## WHAT THE EXERCISE ASKS
A faithful copy of every entry, with the pictures removed, is what is needed here.

## DATASET EXTRACT
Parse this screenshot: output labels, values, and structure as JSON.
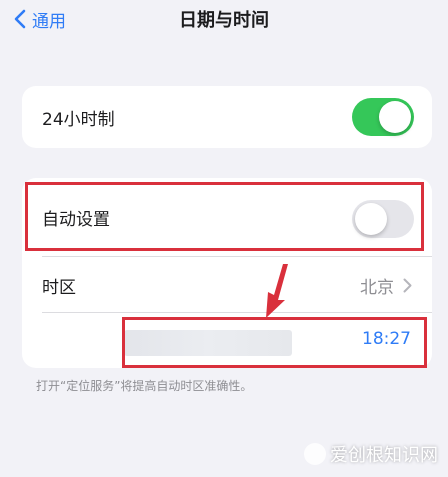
{
  "nav": {
    "back_label": "通用",
    "title": "日期与时间"
  },
  "settings": {
    "clock_24h": {
      "label": "24小时制",
      "enabled": true
    },
    "auto_set": {
      "label": "自动设置",
      "enabled": false
    },
    "timezone": {
      "label": "时区",
      "value": "北京"
    },
    "time": {
      "value": "18:27"
    }
  },
  "footnote": "打开“定位服务”将提高自动时区准确性。",
  "watermark": "爱创根知识网",
  "colors": {
    "accent": "#2f7cf6",
    "toggle_on": "#35c759",
    "annotation": "#d9303c"
  }
}
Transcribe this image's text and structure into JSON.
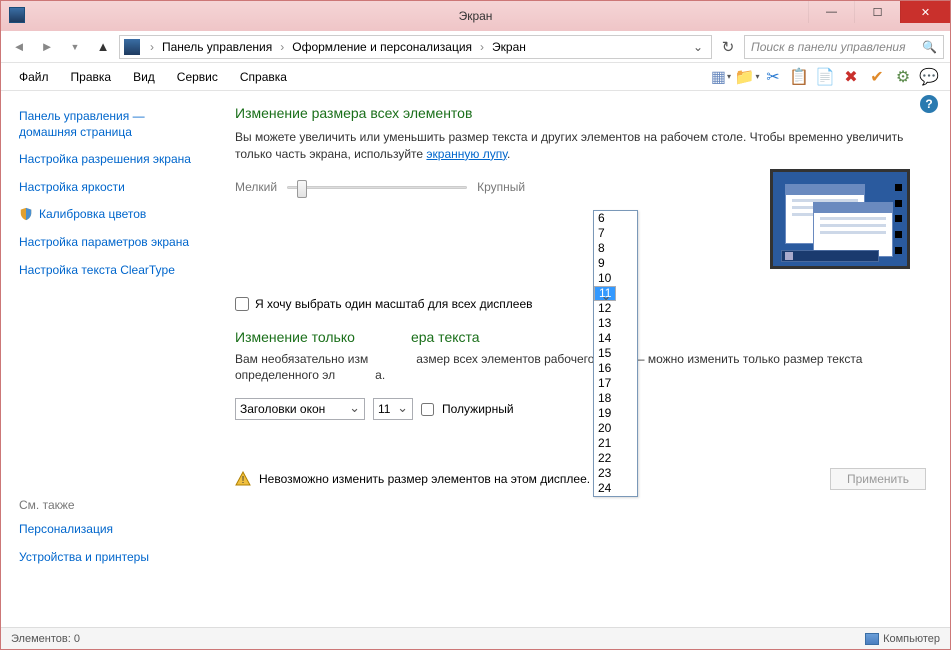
{
  "title": "Экран",
  "winbtns": {
    "min": "—",
    "max": "☐",
    "close": "✕"
  },
  "nav": {
    "back": "◄",
    "fwd": "►",
    "up": "▲",
    "crumbs": [
      "Панель управления",
      "Оформление и персонализация",
      "Экран"
    ],
    "sep": "›",
    "dropdown": "⌄",
    "refresh": "↻",
    "search_placeholder": "Поиск в панели управления",
    "search_icon": "🔍"
  },
  "menu": [
    "Файл",
    "Правка",
    "Вид",
    "Сервис",
    "Справка"
  ],
  "toolbar_icons": [
    {
      "name": "layout-icon",
      "glyph": "▦",
      "color": "#6a8abf"
    },
    {
      "name": "folder-icon",
      "glyph": "📁",
      "color": ""
    },
    {
      "name": "scissors-icon",
      "glyph": "✂",
      "color": "#2a7ad0"
    },
    {
      "name": "copy-icon",
      "glyph": "📋",
      "color": ""
    },
    {
      "name": "paste-icon",
      "glyph": "📄",
      "color": ""
    },
    {
      "name": "delete-icon",
      "glyph": "✖",
      "color": "#c9302c"
    },
    {
      "name": "check-icon",
      "glyph": "✔",
      "color": "#e08a2a"
    },
    {
      "name": "options-icon",
      "glyph": "⚙",
      "color": "#5a8a4a"
    },
    {
      "name": "chat-icon",
      "glyph": "💬",
      "color": "#2aa0c0"
    }
  ],
  "help_icon": "?",
  "sidebar": {
    "items": [
      {
        "label": "Панель управления — домашняя страница"
      },
      {
        "label": "Настройка разрешения экрана"
      },
      {
        "label": "Настройка яркости"
      },
      {
        "label": "Калибровка цветов",
        "icon": true
      },
      {
        "label": "Настройка параметров экрана"
      },
      {
        "label": "Настройка текста ClearType"
      }
    ],
    "seealso_title": "См. также",
    "seealso": [
      "Персонализация",
      "Устройства и принтеры"
    ]
  },
  "main": {
    "heading1": "Изменение размера всех элементов",
    "para1_a": "Вы можете увеличить или уменьшить размер текста и других элементов на рабочем столе. Чтобы временно увеличить только часть экрана, используйте ",
    "para1_link": "экранную лупу",
    "para1_b": ".",
    "slider_min": "Мелкий",
    "slider_max": "Крупный",
    "checkbox": "Я хочу выбрать один масштаб для всех дисплеев",
    "heading2_a": "Изменение только",
    "heading2_b": "ера текста",
    "para2_a": "Вам необязательно изм",
    "para2_b": "азмер всех элементов рабочего стола — можно изменить только размер текста определенного эл",
    "para2_c": "а.",
    "select1": "Заголовки окон",
    "select2": "11",
    "bold_label": "Полужирный",
    "warning": "Невозможно изменить размер элементов на этом дисплее.",
    "apply": "Применить"
  },
  "dropdown_options": [
    "6",
    "7",
    "8",
    "9",
    "10",
    "11",
    "12",
    "13",
    "14",
    "15",
    "16",
    "17",
    "18",
    "19",
    "20",
    "21",
    "22",
    "23",
    "24"
  ],
  "dropdown_selected": "11",
  "status": {
    "left": "Элементов: 0",
    "right": "Компьютер"
  }
}
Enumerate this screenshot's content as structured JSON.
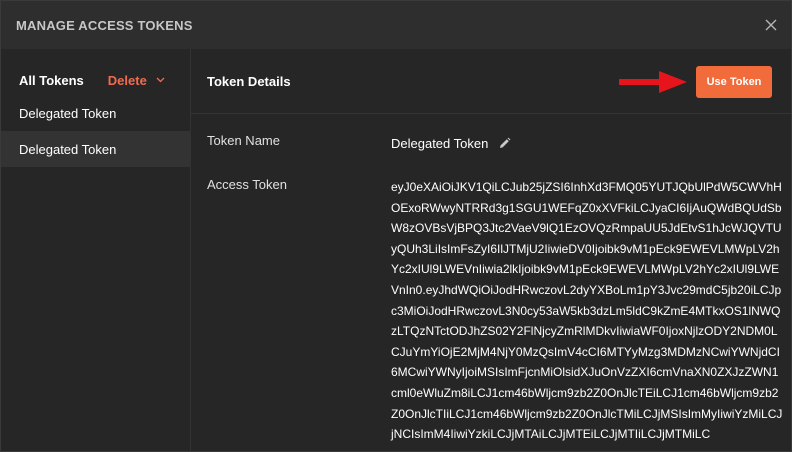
{
  "modal": {
    "title": "MANAGE ACCESS TOKENS"
  },
  "sidebar": {
    "all_tokens_label": "All Tokens",
    "delete_label": "Delete",
    "items": [
      {
        "label": "Delegated Token",
        "active": false
      },
      {
        "label": "Delegated Token",
        "active": true
      }
    ]
  },
  "detail": {
    "title": "Token Details",
    "use_token_label": "Use Token",
    "token_name_label": "Token Name",
    "token_name_value": "Delegated Token",
    "access_token_label": "Access Token",
    "access_token_value": "eyJ0eXAiOiJKV1QiLCJub25jZSI6InhXd3FMQ05YUTJQbUlPdW5CWVhHOExoRWwyNTRRd3g1SGU1WEFqZ0xXVFkiLCJyaCI6IjAuQWdBQUdSbW8zOVBsVjBPQ3Jtc2VaeV9lQ1EzOVQzRmpaUU5JdEtvS1hJcWJQVTUyQUh3LiIsImFsZyI6IlJTMjU2IiwieDV0Ijoibk9vM1pEck9EWEVLMWpLV2hYc2xIUl9LWEVnIiwia2lkIjoibk9vM1pEck9EWEVLMWpLV2hYc2xIUl9LWEVnIn0.eyJhdWQiOiJodHRwczovL2dyYXBoLm1pY3Jvc29mdC5jb20iLCJpc3MiOiJodHRwczovL3N0cy53aW5kb3dzLm5ldC9kZmE4MTkxOS1lNWQzLTQzNTctODJhZS02Y2FlNjcyZmRlMDkvIiwiaWF0IjoxNjlzODY2NDM0LCJuYmYiOjE2MjM4NjY0MzQsImV4cCI6MTYyMzg3MDMzNCwiYWNjdCI6MCwiYWNyIjoiMSIsImFjcnMiOlsidXJuOnVzZXI6cmVnaXN0ZXJzZWN1cml0eWluZm8iLCJ1cm46bWljcm9zb2Z0OnJlcTEiLCJ1cm46bWljcm9zb2Z0OnJlcTIiLCJ1cm46bWljcm9zb2Z0OnJlcTMiLCJjMSIsImMyIiwiYzMiLCJjNCIsImM4IiwiYzkiLCJjMTAiLCJjMTEiLCJjMTIiLCJjMTMiLC"
  },
  "icons": {
    "close": "close-icon",
    "chevron": "chevron-down-icon",
    "edit": "pencil-icon",
    "arrow": "red-arrow-icon"
  },
  "colors": {
    "accent": "#f26b3a",
    "delete": "#f26b4f",
    "arrow": "#e8141c",
    "background": "#262626",
    "header": "#2e2e2e",
    "selected_item": "#333333"
  }
}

## SOLUTION
Parse this screenshot: output labels, values, and structure as JSON.
{
  "nav": {
    "back_label": "通用",
    "title": "日期与时间"
  },
  "settings": {
    "clock_24h": {
      "label": "24小时制",
      "enabled": true
    },
    "auto_set": {
      "label": "自动设置",
      "enabled": false
    },
    "timezone": {
      "label": "时区",
      "value": "北京"
    },
    "time": {
      "value": "18:27"
    }
  },
  "footnote": "打开“定位服务”将提高自动时区准确性。",
  "watermark": "爱创根知识网",
  "colors": {
    "accent": "#2f7cf6",
    "toggle_on": "#35c759",
    "annotation": "#d9303c"
  }
}
Transcribe this image's text and structure into JSON.
{
  "title": "Экран",
  "winbtns": {
    "min": "—",
    "max": "☐",
    "close": "✕"
  },
  "nav": {
    "back": "◄",
    "fwd": "►",
    "up": "▲",
    "crumbs": [
      "Панель управления",
      "Оформление и персонализация",
      "Экран"
    ],
    "sep": "›",
    "dropdown": "⌄",
    "refresh": "↻",
    "search_placeholder": "Поиск в панели управления",
    "search_icon": "🔍"
  },
  "menu": [
    "Файл",
    "Правка",
    "Вид",
    "Сервис",
    "Справка"
  ],
  "toolbar_icons": [
    {
      "name": "layout-icon",
      "glyph": "▦",
      "color": "#6a8abf"
    },
    {
      "name": "folder-icon",
      "glyph": "📁",
      "color": ""
    },
    {
      "name": "scissors-icon",
      "glyph": "✂",
      "color": "#2a7ad0"
    },
    {
      "name": "copy-icon",
      "glyph": "📋",
      "color": ""
    },
    {
      "name": "paste-icon",
      "glyph": "📄",
      "color": ""
    },
    {
      "name": "delete-icon",
      "glyph": "✖",
      "color": "#c9302c"
    },
    {
      "name": "check-icon",
      "glyph": "✔",
      "color": "#e08a2a"
    },
    {
      "name": "options-icon",
      "glyph": "⚙",
      "color": "#5a8a4a"
    },
    {
      "name": "chat-icon",
      "glyph": "💬",
      "color": "#2aa0c0"
    }
  ],
  "help_icon": "?",
  "sidebar": {
    "items": [
      {
        "label": "Панель управления — домашняя страница"
      },
      {
        "label": "Настройка разрешения экрана"
      },
      {
        "label": "Настройка яркости"
      },
      {
        "label": "Калибровка цветов",
        "icon": true
      },
      {
        "label": "Настройка параметров экрана"
      },
      {
        "label": "Настройка текста ClearType"
      }
    ],
    "seealso_title": "См. также",
    "seealso": [
      "Персонализация",
      "Устройства и принтеры"
    ]
  },
  "main": {
    "heading1": "Изменение размера всех элементов",
    "para1_a": "Вы можете увеличить или уменьшить размер текста и других элементов на рабочем столе. Чтобы временно увеличить только часть экрана, используйте ",
    "para1_link": "экранную лупу",
    "para1_b": ".",
    "slider_min": "Мелкий",
    "slider_max": "Крупный",
    "checkbox": "Я хочу выбрать один масштаб для всех дисплеев",
    "heading2_a": "Изменение только",
    "heading2_b": "ера текста",
    "para2_a": "Вам необязательно изм",
    "para2_b": "азмер всех элементов рабочего стола — можно изменить только размер текста определенного эл",
    "para2_c": "а.",
    "select1": "Заголовки окон",
    "select2": "11",
    "bold_label": "Полужирный",
    "warning": "Невозможно изменить размер элементов на этом дисплее.",
    "apply": "Применить"
  },
  "dropdown_options": [
    "6",
    "7",
    "8",
    "9",
    "10",
    "11",
    "12",
    "13",
    "14",
    "15",
    "16",
    "17",
    "18",
    "19",
    "20",
    "21",
    "22",
    "23",
    "24"
  ],
  "dropdown_selected": "11",
  "status": {
    "left": "Элементов: 0",
    "right": "Компьютер"
  }
}
Enumerate this screenshot's content as structured JSON.
{
  "modal": {
    "title": "MANAGE ACCESS TOKENS"
  },
  "sidebar": {
    "all_tokens_label": "All Tokens",
    "delete_label": "Delete",
    "items": [
      {
        "label": "Delegated Token",
        "active": false
      },
      {
        "label": "Delegated Token",
        "active": true
      }
    ]
  },
  "detail": {
    "title": "Token Details",
    "use_token_label": "Use Token",
    "token_name_label": "Token Name",
    "token_name_value": "Delegated Token",
    "access_token_label": "Access Token",
    "access_token_value": "eyJ0eXAiOiJKV1QiLCJub25jZSI6InhXd3FMQ05YUTJQbUlPdW5CWVhHOExoRWwyNTRRd3g1SGU1WEFqZ0xXVFkiLCJyaCI6IjAuQWdBQUdSbW8zOVBsVjBPQ3Jtc2VaeV9lQ1EzOVQzRmpaUU5JdEtvS1hJcWJQVTUyQUh3LiIsImFsZyI6IlJTMjU2IiwieDV0Ijoibk9vM1pEck9EWEVLMWpLV2hYc2xIUl9LWEVnIiwia2lkIjoibk9vM1pEck9EWEVLMWpLV2hYc2xIUl9LWEVnIn0.eyJhdWQiOiJodHRwczovL2dyYXBoLm1pY3Jvc29mdC5jb20iLCJpc3MiOiJodHRwczovL3N0cy53aW5kb3dzLm5ldC9kZmE4MTkxOS1lNWQzLTQzNTctODJhZS02Y2FlNjcyZmRlMDkvIiwiaWF0IjoxNjlzODY2NDM0LCJuYmYiOjE2MjM4NjY0MzQsImV4cCI6MTYyMzg3MDMzNCwiYWNjdCI6MCwiYWNyIjoiMSIsImFjcnMiOlsidXJuOnVzZXI6cmVnaXN0ZXJzZWN1cml0eWluZm8iLCJ1cm46bWljcm9zb2Z0OnJlcTEiLCJ1cm46bWljcm9zb2Z0OnJlcTIiLCJ1cm46bWljcm9zb2Z0OnJlcTMiLCJjMSIsImMyIiwiYzMiLCJjNCIsImM4IiwiYzkiLCJjMTAiLCJjMTEiLCJjMTIiLCJjMTMiLC"
  },
  "icons": {
    "close": "close-icon",
    "chevron": "chevron-down-icon",
    "edit": "pencil-icon",
    "arrow": "red-arrow-icon"
  },
  "colors": {
    "accent": "#f26b3a",
    "delete": "#f26b4f",
    "arrow": "#e8141c",
    "background": "#262626",
    "header": "#2e2e2e",
    "selected_item": "#333333"
  }
}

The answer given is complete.